The Commission also brought together the City of Ryde Council, state agencies and utilities to strategically understand the infrastructure and services needed to support recent and future growth and change across the 350-hectare district. 

Next steps 

The SISA will help guide strategic land use and infrastructure decision-making by Council and the NSW Government, and support the implementation of the Place Strategy actions in informing detailed neighbourhood master plans for future rezonings, the precinct transport study to led by Transport for NSW and infrastructure delivery plan to be led by DPE. 

Macquarie Park SISA Final Report - September 2022  (PDF, 9.1 MB)

Macquarie Park Place Strategy


How do we define innovation and what makes an innovation district?

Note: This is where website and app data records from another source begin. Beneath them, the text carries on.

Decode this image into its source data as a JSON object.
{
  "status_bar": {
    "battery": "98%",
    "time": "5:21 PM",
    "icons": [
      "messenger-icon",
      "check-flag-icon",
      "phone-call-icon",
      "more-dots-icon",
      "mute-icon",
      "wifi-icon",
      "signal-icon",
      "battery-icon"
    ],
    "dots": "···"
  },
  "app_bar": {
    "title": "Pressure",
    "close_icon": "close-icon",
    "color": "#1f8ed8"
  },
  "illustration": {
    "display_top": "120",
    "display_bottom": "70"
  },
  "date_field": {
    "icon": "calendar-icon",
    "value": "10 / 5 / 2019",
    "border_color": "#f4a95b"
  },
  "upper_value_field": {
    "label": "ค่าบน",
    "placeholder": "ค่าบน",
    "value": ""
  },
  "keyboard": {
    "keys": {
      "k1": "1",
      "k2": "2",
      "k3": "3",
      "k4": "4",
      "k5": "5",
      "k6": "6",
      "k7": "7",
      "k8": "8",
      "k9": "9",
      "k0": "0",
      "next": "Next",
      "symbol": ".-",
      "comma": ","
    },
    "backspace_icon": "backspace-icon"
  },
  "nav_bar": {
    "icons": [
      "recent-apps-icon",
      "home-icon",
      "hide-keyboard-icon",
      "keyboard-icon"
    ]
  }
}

Innovation is defined as the implementation of a new or significantly improved product, process, marketing method, or organizational method in business practices, workplace organization, or external relations by the Organisation for Economic Cooperation and Development (OECD Oslo Manual). 

Innovation districts are geographically dense areas within or at the fringes of metropolitan centres where universities and other research and development focused institutions, both public and private, cluster and connect with investment and businesses of all stages and sizes. 

Innovation districts in NSW are made up of several single sector focused precincts, allowing for the ideas, technologies, and sectors to collide. These collisions result in multi-sectorial districts leading the creation of first world invention and new industries. They also stimulate new business model innovation and technology adoption in existing industries. 

Innovation districts are physically compact, transit-accessible, and technically wired, offering mixed-use housing, office, and retail. 

As magnets for investment, innovation districts will create new high growth companies, connect us globally and become sought-after places to live and work. 

Innovation ecosystems such as the Six Cities Region create pathways and talent pipelines to produce and share innovative ideas, methods and technologies to solve complex national and global problems through open innovation. 

Innovation ecosystems are highly networked, within and outside of innovation districts to create and grow the businesses and jobs of the future. They boost productivity through greater employment densities and attraction, skills matching and development, and collaboration and trust between partners. 

More importantly they are great ecosystems for commercial translation for global competitive advantage. A significant percentage of innovative businesses and skilled workers are choosing to co-locate in these amenity rich place-based clusters within or with easy access to metropolitan centres because of these opportunities.